A Devil of a Hike

Tucked away in Rockbridge County Virginia, is a little gem known as Devil’s Marbleyard.

026

That little spot in the middle that looks white – is the marble yard.

Saturday we drove to the Eastern part of the state to visit some dear friends.  I told JG I wanted to get an early start Sunday morning because the parking lot at the trail head only holds about 5 cars.  We did hit the road just before 8 a.m. and were making decent time until JG decided we should take a “shortcut.”  WARNING – always beware of shortcuts.  Said shortcut was a twisty gravel road off the Blue Ridge Parkway that managed to get my car filthy and add extra time to the drive. So by the time we arrived the lot was full,

007

and we had to park on the street.

006

We had a rather grand entrance to this trail and the path starts out very pleasant.

011

A gradual incline makes you think, this is going to be a piece of cake!

Ha, too soon.  Once you get next to the marble yard, the trail turns rocky and steep.

012

If you are into “bouldering,” this hike is your dream.  The trail stays like this for about 1/10 of a mile – but miles are not equal.  By the time you finish this section, you will swear is was much longer.

As we were halfway to the top, we ran into a colleague of JG.  He and his wife were celebrating their 29th anniversary.  Younger and faster than us, we let them go ahead, but we kept meeting up with them throughout the day which was nice.

Once we got to the top of the mountain, we thought there would be a view of the marble yard, but we had been misinformed.  They only view is from the yard itself.  No problem, we took a connector trail and headed for the AT.  Even though this added miles to the hike, it was worth it.  This trail was a little easier and much more serene, we only ran into one other person.

We also had some nice photo opportunities,

015 even though the trees did not allow a clear view.

DSCN6254

After a while, the trail leveled off and we could easily stop for snacks.

DSCN6248

I must admit, the trip down almost did me in.  Imagine you have hiked six miles and the last part of your hike down includes the rock hazards.  The “devil” part of the name becomes crystal clear.

017

To top it off, you discover that the only good view you will get is if you climb onto the marble yard.

020

Which we did.

021DSCN6267

Okay, it was worth it.

Of course, if you are young, you can just skip on the rocks like it’s nothing.

019

Leaving this area, it was still 2 miles to the parking lot.  What I remembered as fairly easy going up, turned out to be rockier than I remembered and I thought at one point I could not go on.  JG, being my true rock, gave me the encouragement and support I need to make it back to the car.  He mentioned later that maybe we bit off a little more than we could chew.

Before we left her home, my friend gave me a chocolate bar from Germany .  She said “This will be your reward!”  Thanks, Jaime, it’s just what we needed after a hike that lasted six and a half hours, going nine and a half miles.  I slept eleven hours last night.

This morning my husband decided my trail name should be “Trooper.”  Thoughts?

 

 

 

Advertisements

10 thoughts on “A Devil of a Hike

    1. I should have included this in the blog, but here is what I found:

      “The geology of the region tells the story.
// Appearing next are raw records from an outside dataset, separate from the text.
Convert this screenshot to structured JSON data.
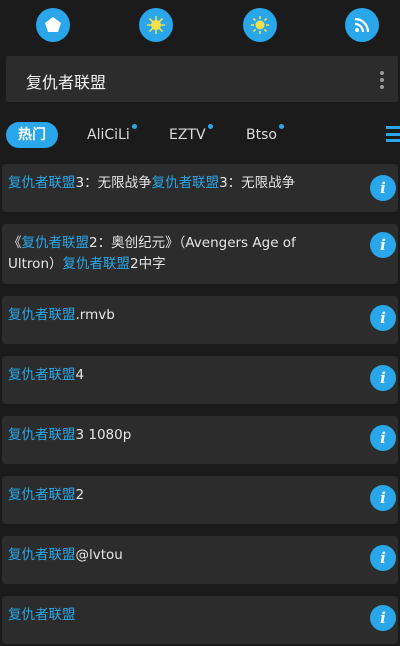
{
  "top_icons": [
    "pentagon-home-icon",
    "sparkle-icon",
    "sun-icon",
    "rss-icon"
  ],
  "search": {
    "title": "复仇者联盟"
  },
  "tabs": [
    {
      "label": "热门",
      "active": true,
      "dot": false
    },
    {
      "label": "AliCiLi",
      "active": false,
      "dot": true
    },
    {
      "label": "EZTV",
      "active": false,
      "dot": true
    },
    {
      "label": "Btso",
      "active": false,
      "dot": true
    }
  ],
  "results": [
    {
      "parts": [
        {
          "t": "复仇者联盟",
          "hl": true
        },
        {
          "t": "3：无限战争",
          "hl": false
        },
        {
          "t": "复仇者联盟",
          "hl": true
        },
        {
          "t": "3：无限战争",
          "hl": false
        }
      ]
    },
    {
      "parts": [
        {
          "t": "《",
          "hl": false
        },
        {
          "t": "复仇者联盟",
          "hl": true
        },
        {
          "t": "2：奥创纪元》（Avengers Age of Ultron）",
          "hl": false
        },
        {
          "t": "复仇者联盟",
          "hl": true
        },
        {
          "t": "2中字",
          "hl": false
        }
      ]
    },
    {
      "parts": [
        {
          "t": "复仇者联盟",
          "hl": true
        },
        {
          "t": ".rmvb",
          "hl": false
        }
      ]
    },
    {
      "parts": [
        {
          "t": "复仇者联盟",
          "hl": true
        },
        {
          "t": "4",
          "hl": false
        }
      ]
    },
    {
      "parts": [
        {
          "t": "复仇者联盟",
          "hl": true
        },
        {
          "t": "3 1080p",
          "hl": false
        }
      ]
    },
    {
      "parts": [
        {
          "t": "复仇者联盟",
          "hl": true
        },
        {
          "t": "2",
          "hl": false
        }
      ]
    },
    {
      "parts": [
        {
          "t": "复仇者联盟",
          "hl": true
        },
        {
          "t": "@lvtou",
          "hl": false
        }
      ]
    },
    {
      "parts": [
        {
          "t": "复仇者联盟",
          "hl": true
        }
      ]
    }
  ],
  "info_label": "i",
  "accent_color": "#29a7ea"
}
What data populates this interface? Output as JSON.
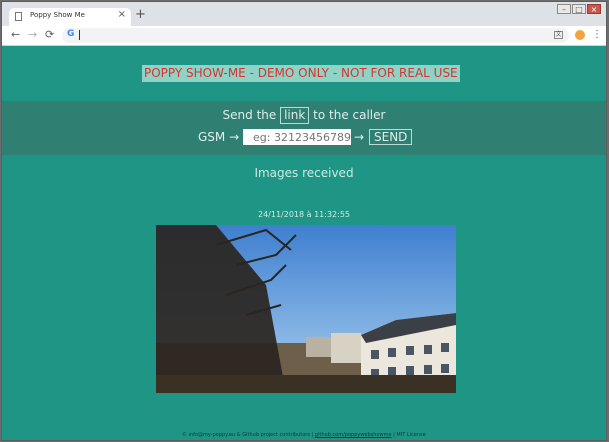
{
  "browser": {
    "tab_title": "Poppy Show Me",
    "new_tab": "+",
    "tab_close": "×",
    "url": "",
    "window_controls": [
      "–",
      "□",
      "×"
    ],
    "nav": {
      "back": "←",
      "forward": "→",
      "reload": "⟳"
    },
    "menu": "⋮",
    "google_icon": "G"
  },
  "page": {
    "banner": "POPPY SHOW-ME - DEMO ONLY - NOT FOR REAL USE",
    "send": {
      "prefix": "Send the",
      "link_label": "link",
      "suffix": "to the caller",
      "gsm_label": "GSM →",
      "gsm_placeholder": "eg: 32123456789",
      "arrow": "→",
      "send_button": "SEND"
    },
    "images_heading": "Images received",
    "image_timestamp": "24/11/2018 à 11:32:55",
    "footer": {
      "text": "© info@my-poppy.eu & Github project contributors |",
      "link": "github.com/poppywebshowme",
      "license": "| MIT License"
    }
  },
  "colors": {
    "page_bg": "#1f9585",
    "panel_bg": "#2f7f73",
    "banner_bg": "#8fd3c6",
    "banner_text": "#d7332e"
  }
}
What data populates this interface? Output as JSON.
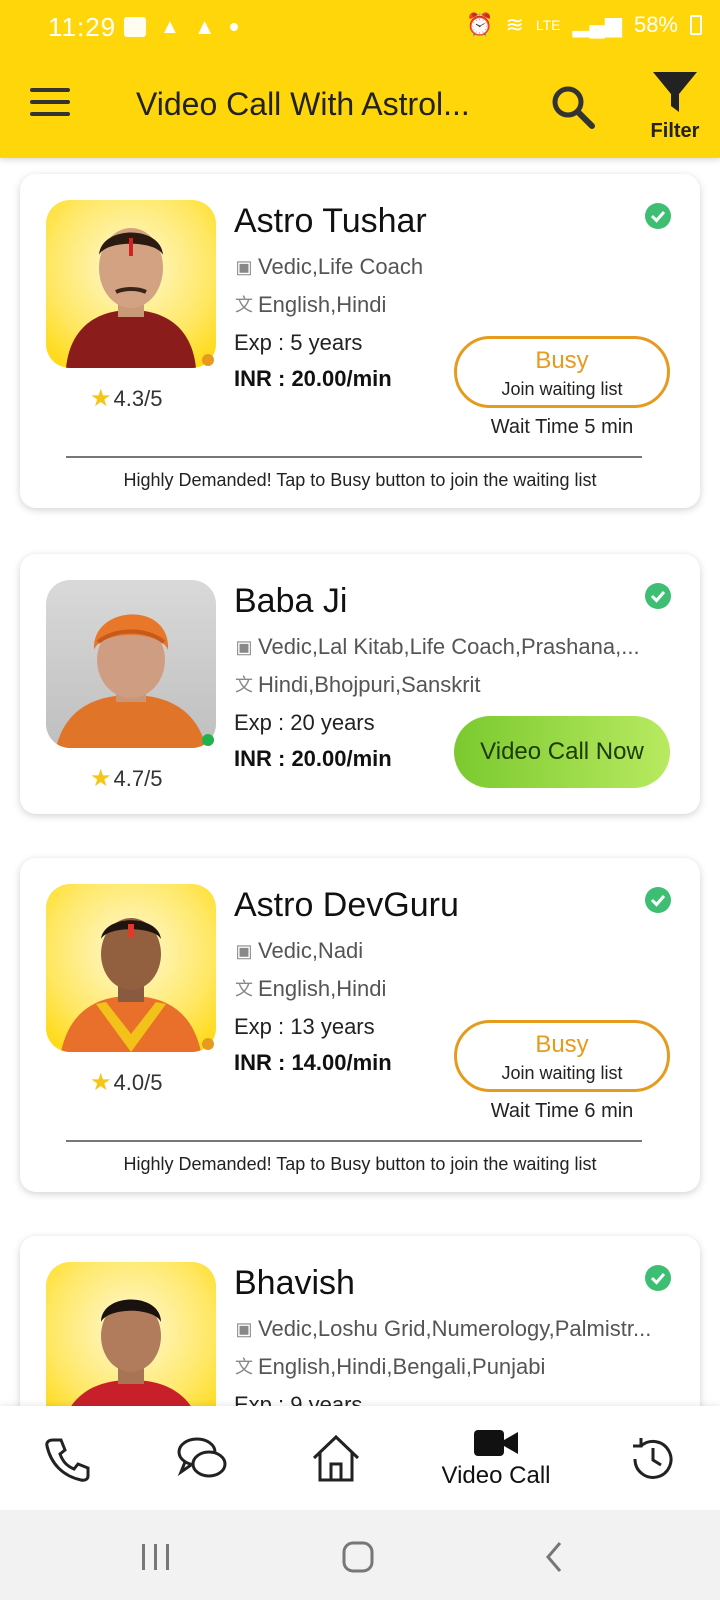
{
  "status_bar": {
    "time": "11:29",
    "battery": "58%"
  },
  "app_bar": {
    "title": "Video Call With Astrol...",
    "filter_label": "Filter"
  },
  "cards": [
    {
      "name": "Astro Tushar",
      "skills": "Vedic,Life Coach",
      "languages": "English,Hindi",
      "experience": "Exp : 5 years",
      "price": "INR : 20.00/min",
      "rating": "4.3/5",
      "status": "busy",
      "busy_label": "Busy",
      "busy_sub": "Join waiting list",
      "wait_time": "Wait Time 5 min",
      "notice": "Highly Demanded! Tap to Busy button to join the waiting list"
    },
    {
      "name": "Baba Ji",
      "skills": "Vedic,Lal Kitab,Life Coach,Prashana,...",
      "languages": "Hindi,Bhojpuri,Sanskrit",
      "experience": "Exp : 20 years",
      "price": "INR : 20.00/min",
      "rating": "4.7/5",
      "status": "online",
      "call_label": "Video Call Now"
    },
    {
      "name": "Astro DevGuru",
      "skills": "Vedic,Nadi",
      "languages": "English,Hindi",
      "experience": "Exp : 13 years",
      "price": "INR : 14.00/min",
      "rating": "4.0/5",
      "status": "busy",
      "busy_label": "Busy",
      "busy_sub": "Join waiting list",
      "wait_time": "Wait Time 6 min",
      "notice": "Highly Demanded! Tap to Busy button to join the waiting list"
    },
    {
      "name": "Bhavish",
      "skills": "Vedic,Loshu Grid,Numerology,Palmistr...",
      "languages": "English,Hindi,Bengali,Punjabi",
      "experience": "Exp : 9 years"
    }
  ],
  "bottom_nav": {
    "active_label": "Video Call",
    "items": [
      "call-icon",
      "chat-icon",
      "home-icon",
      "video-call-icon",
      "history-icon"
    ]
  },
  "colors": {
    "brand_yellow": "#FFD60A",
    "busy_orange": "#E69B1E",
    "online_green": "#22B14C",
    "verified_green": "#3DBE73"
  }
}
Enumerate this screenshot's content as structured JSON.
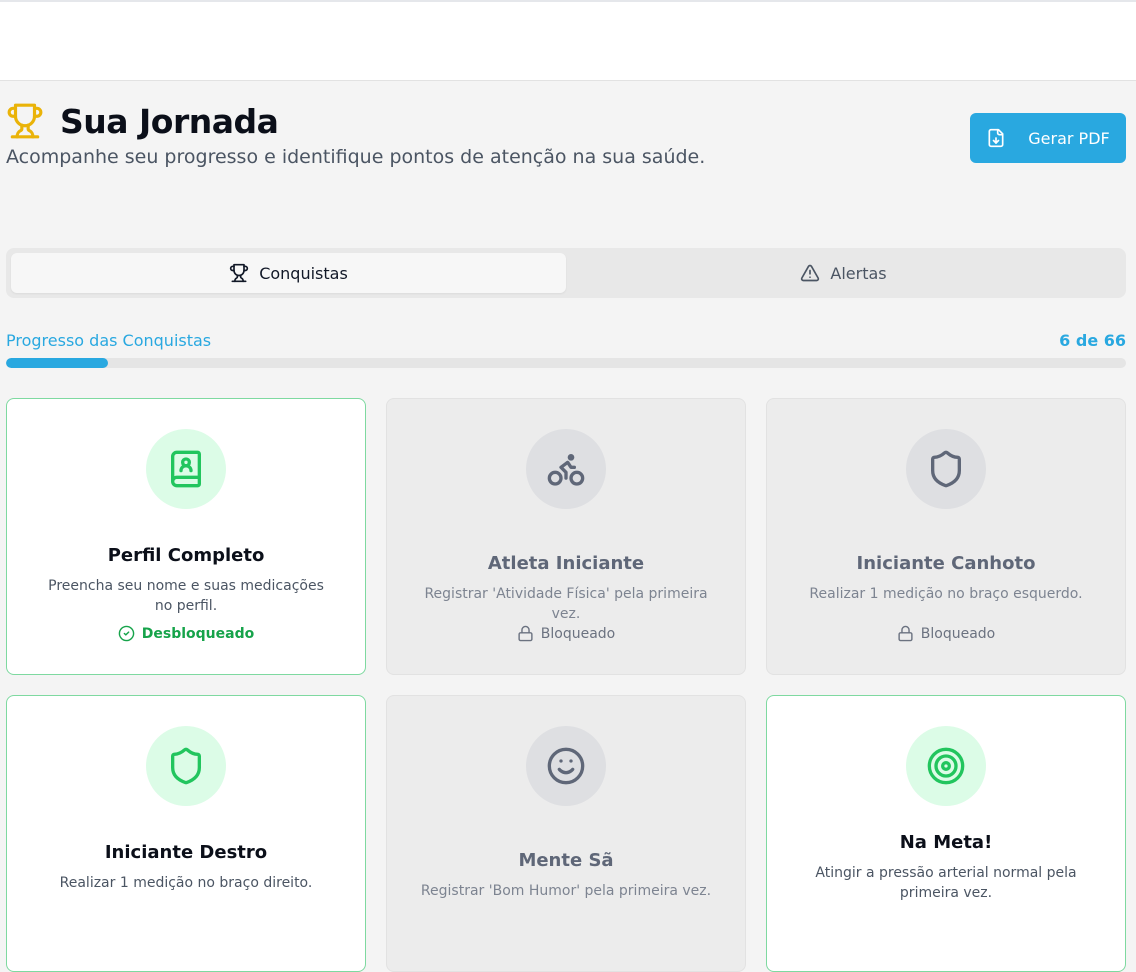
{
  "header": {
    "title": "Sua Jornada",
    "subtitle": "Acompanhe seu progresso e identifique pontos de atenção na sua saúde.",
    "icon": "trophy-icon",
    "pdf_button": "Gerar PDF"
  },
  "tabs": [
    {
      "label": "Conquistas",
      "icon": "trophy-icon",
      "active": true
    },
    {
      "label": "Alertas",
      "icon": "alert-triangle-icon",
      "active": false
    }
  ],
  "progress": {
    "label": "Progresso das Conquistas",
    "count_text": "6 de 66",
    "unlocked": 6,
    "total": 66
  },
  "achievements": [
    {
      "title": "Perfil Completo",
      "description": "Preencha seu nome e suas medicações no perfil.",
      "status": "Desbloqueado",
      "unlocked": true,
      "icon": "contact-book-icon"
    },
    {
      "title": "Atleta Iniciante",
      "description": "Registrar 'Atividade Física' pela primeira vez.",
      "status": "Bloqueado",
      "unlocked": false,
      "icon": "bike-icon"
    },
    {
      "title": "Iniciante Canhoto",
      "description": "Realizar 1 medição no braço esquerdo.",
      "status": "Bloqueado",
      "unlocked": false,
      "icon": "shield-icon"
    },
    {
      "title": "Iniciante Destro",
      "description": "Realizar 1 medição no braço direito.",
      "status": "",
      "unlocked": true,
      "icon": "shield-icon"
    },
    {
      "title": "Mente Sã",
      "description": "Registrar 'Bom Humor' pela primeira vez.",
      "status": "",
      "unlocked": false,
      "icon": "smile-icon"
    },
    {
      "title": "Na Meta!",
      "description": "Atingir a pressão arterial normal pela primeira vez.",
      "status": "",
      "unlocked": true,
      "icon": "target-icon"
    }
  ],
  "colors": {
    "accent": "#29a8e0",
    "success": "#16a34a",
    "success_bg": "#dcfce7",
    "trophy": "#eab308",
    "locked_icon": "#5f6778"
  }
}
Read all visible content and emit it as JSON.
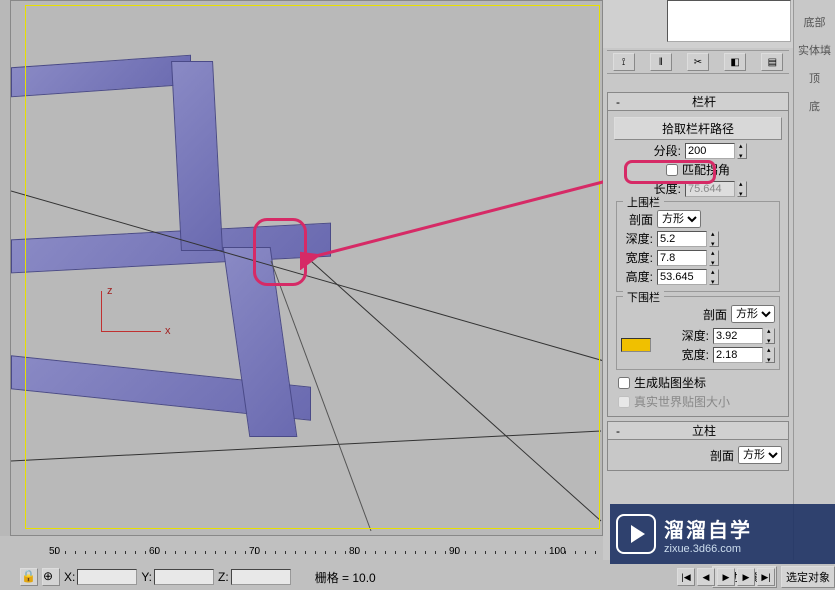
{
  "rollouts": {
    "railing": {
      "title": "栏杆",
      "pick_path_btn": "拾取栏杆路径",
      "segments_label": "分段:",
      "segments_value": "200",
      "match_corners": "匹配拐角",
      "length_label": "长度:",
      "length_value": "75.644"
    },
    "upper_rail": {
      "legend": "上围栏",
      "profile_label": "剖面",
      "profile_value": "方形",
      "depth_label": "深度:",
      "depth_value": "5.2",
      "width_label": "宽度:",
      "width_value": "7.8",
      "height_label": "高度:",
      "height_value": "53.645"
    },
    "lower_rail": {
      "legend": "下围栏",
      "profile_label": "剖面",
      "profile_value": "方形",
      "depth_label": "深度:",
      "depth_value": "3.92",
      "width_label": "宽度:",
      "width_value": "2.18"
    },
    "gen_map": "生成贴图坐标",
    "real_world": "真实世界贴图大小",
    "posts": {
      "title": "立柱",
      "profile_label": "剖面",
      "profile_value": "方形"
    }
  },
  "far_right": {
    "item1": "底部",
    "item2": "实体填",
    "item3": "顶",
    "item4": "底"
  },
  "ruler": {
    "ticks": [
      "50",
      "60",
      "70",
      "80",
      "90",
      "100"
    ]
  },
  "status": {
    "x_label": "X:",
    "y_label": "Y:",
    "z_label": "Z:",
    "grid_label": "栅格 = 10.0",
    "auto_key": "自动关键点",
    "sel_obj": "选定对象"
  },
  "watermark": {
    "big": "溜溜自学",
    "small": "zixue.3d66.com"
  },
  "gizmo": {
    "z": "z",
    "x": "x"
  },
  "profile_options": [
    "方形"
  ]
}
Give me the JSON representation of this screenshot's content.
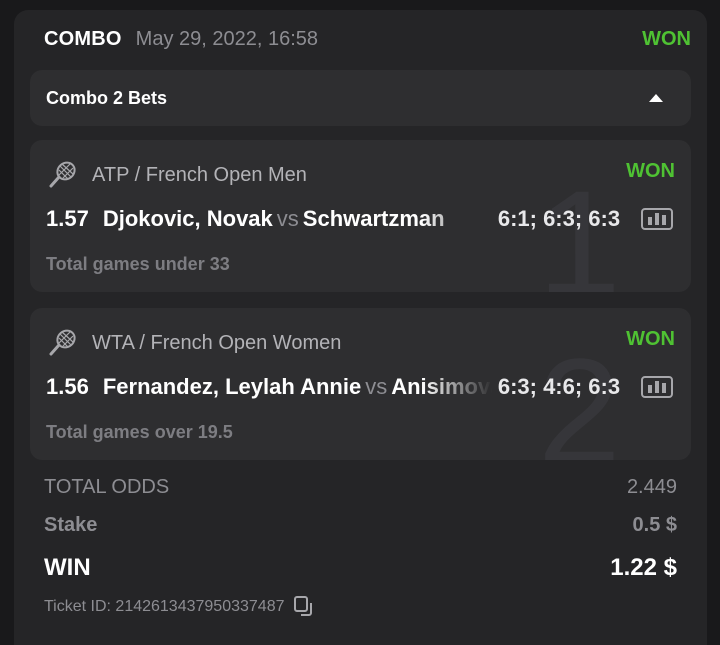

For example, the Antietam Quartzite found at Devil’s Marbleyard in Arnold’s Valley is the result of a transgression, or rise in sea level relative to the land, that took place over 500 millions years ago. It was then a very pure quartz beach sand, similar to those found on the Outer Banks of North Carolina today. Proof of this setting may be found on all the blocks and boulders at the Marbleyard. The straight tube-like structures all running parallel to one another are the fossilized remains of cavities in which what was probably a worm-like creature lived.”

      Liked by 2 people

  1. I’m finally spending some time catching up on WP.
    What a place this must be, and while I know that I’d love scrambling all over these rocks, I can tell that one wrong step would be followed by pain.
    Those last 2 images are great!

    Like

Leave a Reply

Fill in your details below or click an icon to log in:

WordPress.com Logo

You are commenting using your WordPress.com account. Log Out / Change )

Twitter picture

You are commenting using your Twitter account. Log Out / Change )

Facebook photo

You are commenting using your Facebook account. Log Out / Change )

Google+ photo

You are commenting using your Google+ account. Log Out / Change )

Connecting to %s